Below are lines of data; give the number of them that contain "センタータワー", and only that.

:: Records for the exercise ::
○ ○ ○ ○
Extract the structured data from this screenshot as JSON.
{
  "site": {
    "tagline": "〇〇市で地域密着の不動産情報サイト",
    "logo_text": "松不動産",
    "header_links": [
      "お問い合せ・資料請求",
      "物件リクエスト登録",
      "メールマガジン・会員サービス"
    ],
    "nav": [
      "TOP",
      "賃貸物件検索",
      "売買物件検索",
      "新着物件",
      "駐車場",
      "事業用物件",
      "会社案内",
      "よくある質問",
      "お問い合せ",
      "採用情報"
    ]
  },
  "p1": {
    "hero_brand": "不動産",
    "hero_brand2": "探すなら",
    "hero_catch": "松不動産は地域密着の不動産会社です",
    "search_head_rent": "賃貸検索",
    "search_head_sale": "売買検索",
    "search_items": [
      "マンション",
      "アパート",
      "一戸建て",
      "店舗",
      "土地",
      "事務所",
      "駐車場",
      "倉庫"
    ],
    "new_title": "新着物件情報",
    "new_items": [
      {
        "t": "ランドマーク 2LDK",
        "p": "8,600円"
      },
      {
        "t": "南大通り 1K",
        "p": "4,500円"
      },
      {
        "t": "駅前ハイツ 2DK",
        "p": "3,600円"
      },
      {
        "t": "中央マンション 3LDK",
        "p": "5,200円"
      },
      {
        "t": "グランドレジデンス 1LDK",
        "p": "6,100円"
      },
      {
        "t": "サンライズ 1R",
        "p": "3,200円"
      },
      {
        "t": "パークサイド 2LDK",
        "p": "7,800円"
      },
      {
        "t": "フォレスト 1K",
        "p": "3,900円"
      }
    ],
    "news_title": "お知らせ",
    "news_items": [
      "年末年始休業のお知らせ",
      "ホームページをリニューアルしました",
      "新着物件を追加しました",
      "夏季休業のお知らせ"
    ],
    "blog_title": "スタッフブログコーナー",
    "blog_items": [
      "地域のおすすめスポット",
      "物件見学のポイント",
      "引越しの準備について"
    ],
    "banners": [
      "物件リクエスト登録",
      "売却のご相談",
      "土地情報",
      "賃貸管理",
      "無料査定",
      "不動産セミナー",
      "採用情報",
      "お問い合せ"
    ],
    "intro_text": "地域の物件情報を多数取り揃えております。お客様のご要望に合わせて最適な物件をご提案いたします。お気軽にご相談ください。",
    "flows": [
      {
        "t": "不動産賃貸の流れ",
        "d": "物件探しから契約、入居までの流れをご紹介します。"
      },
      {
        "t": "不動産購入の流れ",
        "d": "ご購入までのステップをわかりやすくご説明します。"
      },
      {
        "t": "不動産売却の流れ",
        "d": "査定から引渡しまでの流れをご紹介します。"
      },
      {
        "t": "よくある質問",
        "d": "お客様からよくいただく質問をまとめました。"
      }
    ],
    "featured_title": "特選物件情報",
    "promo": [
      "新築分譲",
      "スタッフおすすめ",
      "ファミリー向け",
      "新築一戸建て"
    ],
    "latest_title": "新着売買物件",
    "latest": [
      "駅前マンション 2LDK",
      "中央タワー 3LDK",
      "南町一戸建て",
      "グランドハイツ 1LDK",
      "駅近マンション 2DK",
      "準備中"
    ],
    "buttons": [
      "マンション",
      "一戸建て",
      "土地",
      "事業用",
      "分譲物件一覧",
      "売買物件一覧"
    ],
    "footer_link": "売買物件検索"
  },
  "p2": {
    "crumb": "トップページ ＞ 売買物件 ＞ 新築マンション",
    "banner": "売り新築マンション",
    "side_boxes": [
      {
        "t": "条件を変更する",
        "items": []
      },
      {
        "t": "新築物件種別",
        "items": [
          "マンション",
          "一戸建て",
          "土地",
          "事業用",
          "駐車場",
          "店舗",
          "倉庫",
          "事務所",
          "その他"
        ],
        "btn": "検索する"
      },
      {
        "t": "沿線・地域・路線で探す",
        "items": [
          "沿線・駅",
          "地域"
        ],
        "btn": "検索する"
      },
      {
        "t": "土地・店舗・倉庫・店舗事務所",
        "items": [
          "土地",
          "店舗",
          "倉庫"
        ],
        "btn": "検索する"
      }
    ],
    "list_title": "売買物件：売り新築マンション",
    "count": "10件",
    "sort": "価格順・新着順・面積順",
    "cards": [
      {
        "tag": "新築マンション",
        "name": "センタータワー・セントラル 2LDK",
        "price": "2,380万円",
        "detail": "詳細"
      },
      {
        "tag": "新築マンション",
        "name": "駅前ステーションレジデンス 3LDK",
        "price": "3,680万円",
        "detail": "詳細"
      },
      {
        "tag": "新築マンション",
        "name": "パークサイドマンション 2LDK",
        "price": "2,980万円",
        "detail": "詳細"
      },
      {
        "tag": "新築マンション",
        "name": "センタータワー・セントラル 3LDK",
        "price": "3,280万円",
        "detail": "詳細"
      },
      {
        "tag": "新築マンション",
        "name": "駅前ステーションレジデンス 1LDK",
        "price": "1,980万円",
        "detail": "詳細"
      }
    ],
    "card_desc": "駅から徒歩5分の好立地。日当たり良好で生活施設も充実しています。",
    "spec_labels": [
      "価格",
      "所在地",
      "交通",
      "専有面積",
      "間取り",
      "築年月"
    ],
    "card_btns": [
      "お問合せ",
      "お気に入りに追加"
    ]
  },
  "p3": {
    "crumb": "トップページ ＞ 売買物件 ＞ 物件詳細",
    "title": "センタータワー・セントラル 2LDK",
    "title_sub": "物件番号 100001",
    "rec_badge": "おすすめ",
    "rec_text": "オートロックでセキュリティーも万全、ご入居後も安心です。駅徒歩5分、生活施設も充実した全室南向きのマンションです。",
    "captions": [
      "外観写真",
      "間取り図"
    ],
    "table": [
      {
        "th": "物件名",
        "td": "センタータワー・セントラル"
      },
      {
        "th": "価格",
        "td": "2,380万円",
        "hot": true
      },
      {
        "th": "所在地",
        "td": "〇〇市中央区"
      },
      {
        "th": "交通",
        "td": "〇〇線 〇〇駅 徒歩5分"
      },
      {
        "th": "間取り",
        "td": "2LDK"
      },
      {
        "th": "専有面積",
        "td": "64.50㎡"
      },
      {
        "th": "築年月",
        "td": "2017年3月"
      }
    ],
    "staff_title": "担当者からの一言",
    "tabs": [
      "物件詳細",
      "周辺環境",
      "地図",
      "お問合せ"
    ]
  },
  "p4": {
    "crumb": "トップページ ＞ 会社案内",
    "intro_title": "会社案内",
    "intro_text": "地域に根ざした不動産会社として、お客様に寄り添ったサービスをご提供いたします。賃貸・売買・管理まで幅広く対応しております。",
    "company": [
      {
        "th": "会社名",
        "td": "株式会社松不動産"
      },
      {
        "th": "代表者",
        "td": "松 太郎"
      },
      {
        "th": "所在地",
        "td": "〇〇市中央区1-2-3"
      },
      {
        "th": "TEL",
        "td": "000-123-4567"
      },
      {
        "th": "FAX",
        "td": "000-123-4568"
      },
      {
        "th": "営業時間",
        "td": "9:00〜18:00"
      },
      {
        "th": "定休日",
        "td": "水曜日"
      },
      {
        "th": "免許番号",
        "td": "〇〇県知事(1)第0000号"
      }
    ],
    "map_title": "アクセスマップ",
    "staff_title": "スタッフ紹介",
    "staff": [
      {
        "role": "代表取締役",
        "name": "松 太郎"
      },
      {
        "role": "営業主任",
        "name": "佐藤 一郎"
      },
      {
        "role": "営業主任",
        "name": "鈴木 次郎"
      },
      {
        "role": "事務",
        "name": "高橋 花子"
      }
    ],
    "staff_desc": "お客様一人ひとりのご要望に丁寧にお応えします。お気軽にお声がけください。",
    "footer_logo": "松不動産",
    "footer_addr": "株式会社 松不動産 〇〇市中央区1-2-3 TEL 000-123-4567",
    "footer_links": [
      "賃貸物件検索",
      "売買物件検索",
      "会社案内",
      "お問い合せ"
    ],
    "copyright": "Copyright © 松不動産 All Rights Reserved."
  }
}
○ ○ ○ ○
:: Response below ::
4